Seemingly intrusive thoughts are related to an underlying mental health condition. These thoughts could be a symptom of a health issue.
Signs that there might be an underlying cause include intrusive thoughts that:
- It lasts longer than a few seconds.
- Continue to do that.
- Distress over time.
- You need to control your thoughts.
Changes to mental health are nothing to take lightly. Early symptoms of some conditions may also include:
- Changes in thought patterns.
- obsessive thoughts
- thoughts of disturbing images
These thoughts are not something to be ashamed of, but they are a reason to seek a diagnosis and treatment so that you can start to feel better.
Sometimes intrusive thoughts are not the result of an underlying condition. Anyone can experience them.
There are several conditions that include intrusive thoughts. They include:
In OCD, intrusive thoughts cause serious distress. A person with OCD often makes significant efforts to try to suppress or stop their unwanted thoughts (obsessions). This usually involves repeating particular behaviors or habits over and over.
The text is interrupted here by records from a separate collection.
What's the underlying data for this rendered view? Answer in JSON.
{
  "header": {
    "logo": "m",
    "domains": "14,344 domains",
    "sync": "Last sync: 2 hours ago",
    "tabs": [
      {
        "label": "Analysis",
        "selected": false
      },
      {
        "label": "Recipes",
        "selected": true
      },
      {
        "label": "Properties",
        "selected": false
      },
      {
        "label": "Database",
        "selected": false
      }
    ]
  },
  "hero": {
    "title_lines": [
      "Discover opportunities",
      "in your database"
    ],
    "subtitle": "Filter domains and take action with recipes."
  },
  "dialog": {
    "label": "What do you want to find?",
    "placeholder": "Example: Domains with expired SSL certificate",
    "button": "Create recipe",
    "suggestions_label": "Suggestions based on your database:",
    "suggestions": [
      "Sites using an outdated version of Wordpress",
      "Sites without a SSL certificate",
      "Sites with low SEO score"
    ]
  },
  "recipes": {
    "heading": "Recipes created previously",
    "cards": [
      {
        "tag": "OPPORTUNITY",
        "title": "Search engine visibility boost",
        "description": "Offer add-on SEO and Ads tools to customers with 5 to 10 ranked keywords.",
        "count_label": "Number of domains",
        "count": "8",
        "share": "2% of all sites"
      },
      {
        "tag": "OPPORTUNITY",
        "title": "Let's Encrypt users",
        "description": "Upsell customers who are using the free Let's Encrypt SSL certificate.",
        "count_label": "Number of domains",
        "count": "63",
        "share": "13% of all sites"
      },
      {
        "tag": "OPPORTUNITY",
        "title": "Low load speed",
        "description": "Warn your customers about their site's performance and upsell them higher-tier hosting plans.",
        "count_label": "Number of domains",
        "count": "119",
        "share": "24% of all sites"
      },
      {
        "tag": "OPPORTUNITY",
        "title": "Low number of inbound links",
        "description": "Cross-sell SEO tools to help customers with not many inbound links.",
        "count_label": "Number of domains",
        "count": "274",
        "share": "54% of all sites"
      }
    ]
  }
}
The quality of life of a person can be interfered with by the behaviors and habits. It is possible for OCD to improve with treatment.
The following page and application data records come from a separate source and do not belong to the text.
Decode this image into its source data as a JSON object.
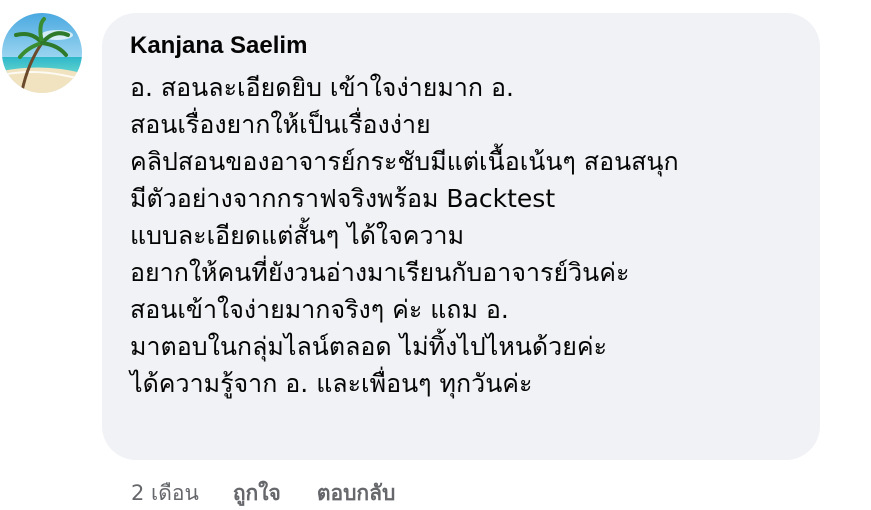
{
  "comment": {
    "author": "Kanjana Saelim",
    "avatar": "beach-palm-avatar",
    "lines": [
      "อ. สอนละเอียดยิบ เข้าใจง่ายมาก อ.",
      "สอนเรื่องยากให้เป็นเรื่องง่าย",
      "คลิปสอนของอาจารย์กระชับมีแต่เนื้อเน้นๆ สอนสนุก",
      "มีตัวอย่างจากกราฟจริงพร้อม Backtest",
      "แบบละเอียดแต่สั้นๆ ได้ใจความ",
      "อยากให้คนที่ยังวนอ่างมาเรียนกับอาจารย์วินค่ะ",
      "สอนเข้าใจง่ายมากจริงๆ ค่ะ แถม อ.",
      "มาตอบในกลุ่มไลน์ตลอด ไม่ทิ้งไปไหนด้วยค่ะ",
      "ได้ความรู้จาก อ. และเพื่อนๆ ทุกวันค่ะ"
    ],
    "timestamp": "2 เดือน",
    "like_label": "ถูกใจ",
    "reply_label": "ตอบกลับ"
  },
  "colors": {
    "bubble_bg": "#f0f2f5",
    "text": "#050505",
    "secondary_text": "#65676b"
  }
}
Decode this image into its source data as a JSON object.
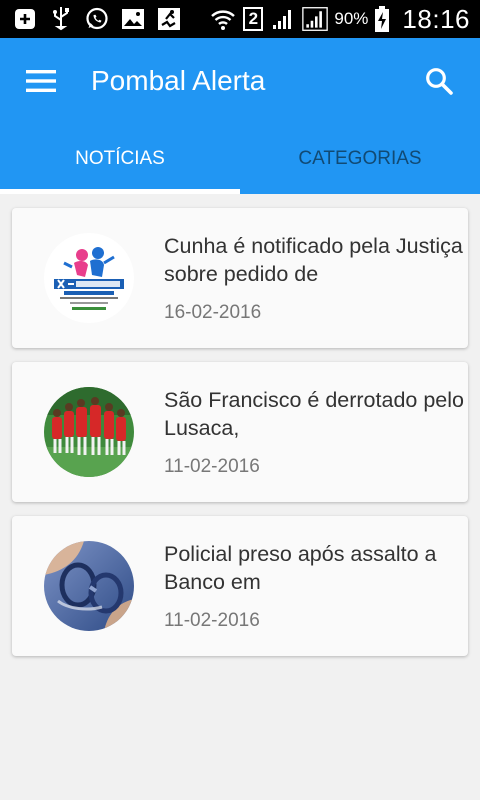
{
  "status_bar": {
    "icons": [
      "add-box-icon",
      "usb-icon",
      "whatsapp-icon",
      "image-icon",
      "running-app-icon",
      "wifi-icon",
      "sim-2-icon",
      "signal-icon",
      "signal-icon"
    ],
    "sim_label": "2",
    "battery": "90%",
    "time": "18:16"
  },
  "app_bar": {
    "title": "Pombal Alerta",
    "menu_icon": "hamburger-menu-icon",
    "search_icon": "search-icon",
    "color": "#2196f3"
  },
  "tabs": [
    {
      "label": "NOTÍCIAS",
      "active": true
    },
    {
      "label": "CATEGORIAS",
      "active": false
    }
  ],
  "news": [
    {
      "title": "Cunha é notificado pela Justiça sobre pedido de",
      "date": "16-02-2016",
      "thumb": "xsport-logo-thumb"
    },
    {
      "title": "São Francisco é derrotado pelo Lusaca,",
      "date": "11-02-2016",
      "thumb": "soccer-team-photo-thumb"
    },
    {
      "title": "Policial preso após assalto a Banco em",
      "date": "11-02-2016",
      "thumb": "handcuffs-photo-thumb"
    }
  ]
}
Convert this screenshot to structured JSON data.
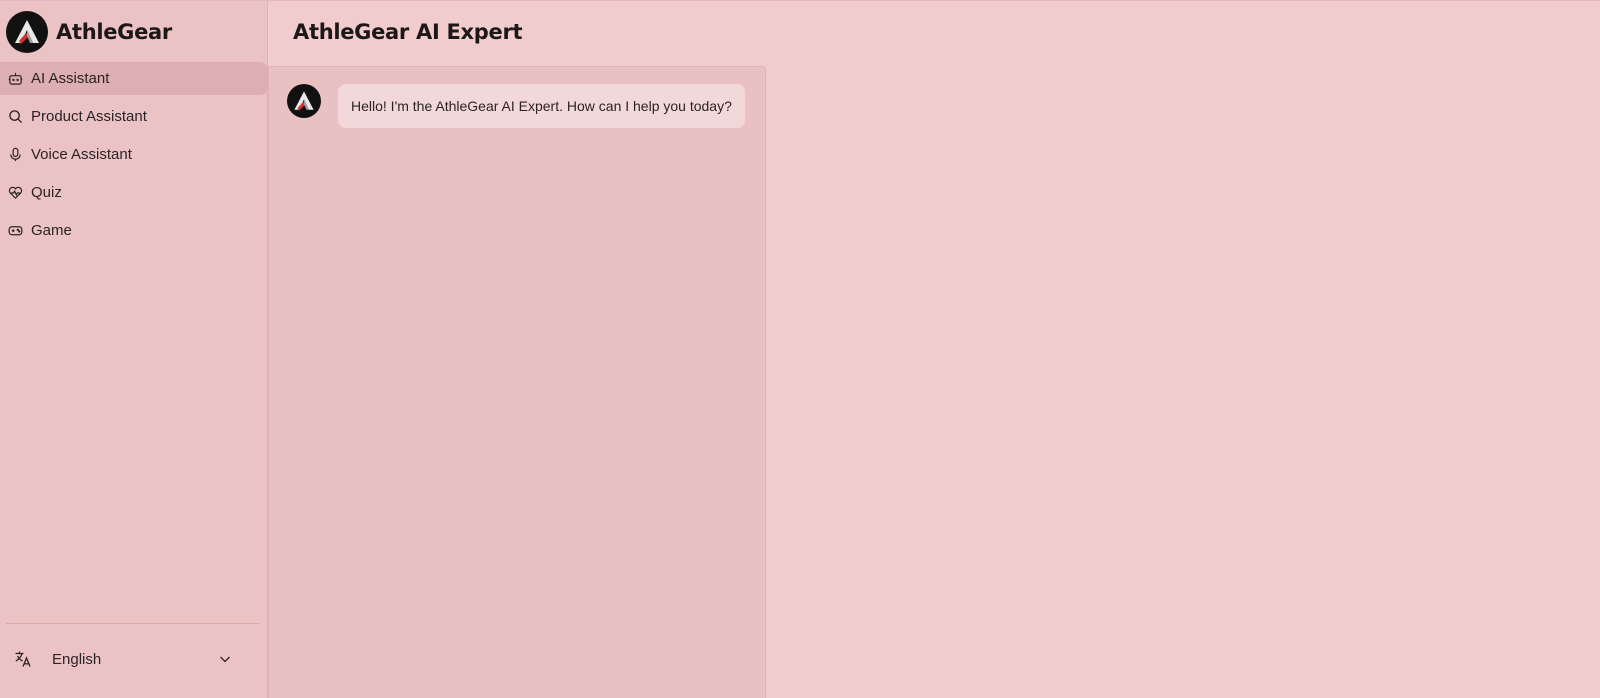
{
  "app": {
    "name": "AthleGear"
  },
  "sidebar": {
    "items": [
      {
        "label": "AI Assistant",
        "icon": "robot-icon",
        "active": true
      },
      {
        "label": "Product Assistant",
        "icon": "search-icon",
        "active": false
      },
      {
        "label": "Voice Assistant",
        "icon": "microphone-icon",
        "active": false
      },
      {
        "label": "Quiz",
        "icon": "heart-pulse-icon",
        "active": false
      },
      {
        "label": "Game",
        "icon": "gamepad-icon",
        "active": false
      }
    ],
    "language": {
      "selected": "English",
      "icon": "translate-icon"
    }
  },
  "main": {
    "title": "AthleGear AI Expert",
    "messages": [
      {
        "sender": "assistant",
        "text": "Hello! I'm the AthleGear AI Expert. How can I help you today?"
      }
    ]
  },
  "colors": {
    "background": "#f1cccd",
    "sidebar": "#ecc3c5",
    "active_item": "#deafb2",
    "bubble": "#f3d8d9",
    "logo": "#111111",
    "logo_accent": "#d32f2f"
  }
}
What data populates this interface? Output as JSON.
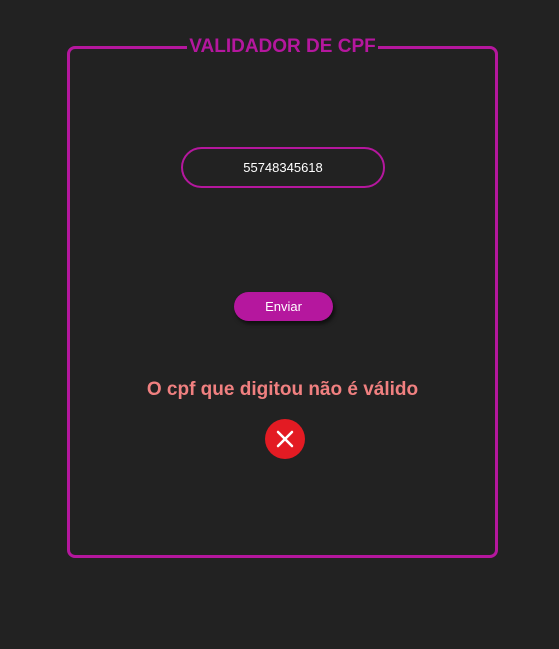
{
  "app": {
    "title": "VALIDADOR DE CPF"
  },
  "form": {
    "cpf_value": "55748345618",
    "submit_label": "Enviar"
  },
  "result": {
    "message": "O cpf que digitou não é válido",
    "icon": "error-x-icon"
  },
  "colors": {
    "background": "#222222",
    "accent": "#b5179e",
    "error_text": "#f08080",
    "error_icon": "#e31b23"
  }
}
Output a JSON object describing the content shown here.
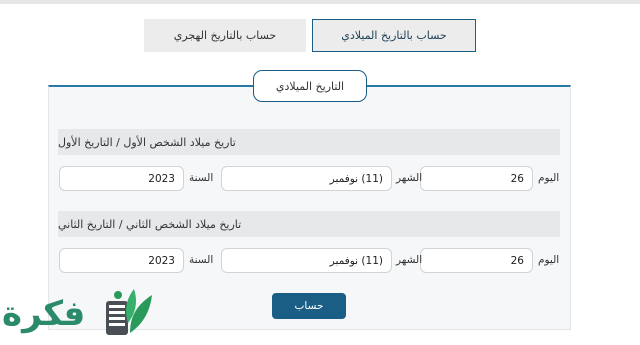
{
  "tabs": {
    "hijri": "حساب بالتاريخ الهجري",
    "gregorian": "حساب بالتاريخ الميلادي"
  },
  "panel": {
    "legend": "التاريخ الميلادي"
  },
  "first_date": {
    "title": "تاريخ ميلاد الشخص الأول / التاريخ الأول",
    "day_label": "اليوم",
    "day_value": "26",
    "month_label": "الشهر",
    "month_value": "(11) نوفمبر",
    "year_label": "السنة",
    "year_value": "2023"
  },
  "second_date": {
    "title": "تاريخ ميلاد الشخص الثاني / التاريخ الثاني",
    "day_label": "اليوم",
    "day_value": "26",
    "month_label": "الشهر",
    "month_value": "(11) نوفمبر",
    "year_label": "السنة",
    "year_value": "2023"
  },
  "calculate_button": "حساب",
  "logo": {
    "text": "فكرة",
    "icon": "book-leaf-icon"
  },
  "colors": {
    "accent": "#1a5e85",
    "panel_top_border": "#2a78a5",
    "logo_green": "#2a8a6a"
  }
}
People living with PTSD may have intrusive thoughts related to a traumatic event they’ve experienced. These thoughts or memories can bring forth other symptoms of PTSD, such as insomnia or an unpleasant state of overalertness.
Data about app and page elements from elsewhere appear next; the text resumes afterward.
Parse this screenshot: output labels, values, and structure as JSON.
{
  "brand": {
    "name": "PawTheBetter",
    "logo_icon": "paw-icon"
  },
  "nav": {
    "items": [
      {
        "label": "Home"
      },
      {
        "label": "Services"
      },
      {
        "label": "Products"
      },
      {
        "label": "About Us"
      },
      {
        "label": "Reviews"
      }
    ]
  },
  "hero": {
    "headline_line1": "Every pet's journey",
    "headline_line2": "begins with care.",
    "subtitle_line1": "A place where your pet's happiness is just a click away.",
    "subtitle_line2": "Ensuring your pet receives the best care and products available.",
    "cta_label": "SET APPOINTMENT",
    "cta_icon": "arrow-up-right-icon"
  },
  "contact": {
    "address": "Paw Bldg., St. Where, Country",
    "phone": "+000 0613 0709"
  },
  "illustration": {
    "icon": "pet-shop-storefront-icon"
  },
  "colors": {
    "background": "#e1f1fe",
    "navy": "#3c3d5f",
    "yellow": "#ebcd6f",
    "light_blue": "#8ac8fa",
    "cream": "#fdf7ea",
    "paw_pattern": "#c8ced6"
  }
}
PTSD can interfere with a person’s daily functioning. However, with trauma-focused treatment, it’s possible to get relief from symptoms.
People with an eating disorder may experience intrusive thoughts about their body, losing weight, or what they eat. This can include guilt, shame, or fear related to food or body image. These intrusions can cause serious distress.
Changes in behaviors related to food and eating can be caused by eating disorders.
If you have eating disorder symptoms, it is important to talk with a doctor. It can be possible to avoid serious problems with treatment.
Intrusive thoughts stick in your mind. They feel foreign and are upset.
Reducing your sensitivity to the thought and its contents is the best way to manage intrusive thoughts. The following strategies may work.
Ways to manage intrusive thoughts
- Cognitive behavioral therapy (CBT). In CBT, you’ll work with a therapist to learn ways of thinking that can help you become less sensitive to the intrusive thoughts. In a controlled setting, your therapist may also expose you to triggers for your intrusive thoughts so you can learn to react to them differently.
- Medication. Sometimes, medications are used to treat conditions like OCD and PTSD. Selective serotonin reuptake inhibitors (SSRIs) are commonly prescribed to treat these mental health conditions.
- Self-care. A good step toward treating intrusive thoughts is recognizing what they are: just thoughts. You can learn to label them when they happen and recognize that thoughts are not the same as intent or behavior. This may help reduce the frequency or intensity of unwanted thoughts.
The first step toward a diagnosis is talking with a doctor. They’ll review your symptoms and medical history. They may conduct a physical exam and, in some cases, use questionnaires or tests to find out more about your symptoms.
If they find no physical issue that could be leading to intrusive thoughts, they may refer you to a licensed psychologist or psychiatrist. These individuals are trained to recognize the signs and symptoms of possible causes for intrusive thoughts, including OCD and PTSD.
A psychologist or psychiatrist can help you identify your thoughts and how you respond to them. They will be able to come to a diagnosis and decide if there is another cause.
If a thought pops up once in a while, it is probably nothing to be concerned about. They are not caused by anything specific. You can help yourself move past it by recognizing that it is only a thought.
Getting started with a diagnosis and treatment for OCD may take some time.
Staying with your treatment plan can help ease symptoms and make you less likely to think. When you have thoughts, you can use options like medication and CBT.
If you have intrusive thoughts, talk to a doctor about them. Treatment can help make intrusive thoughts less intrusive.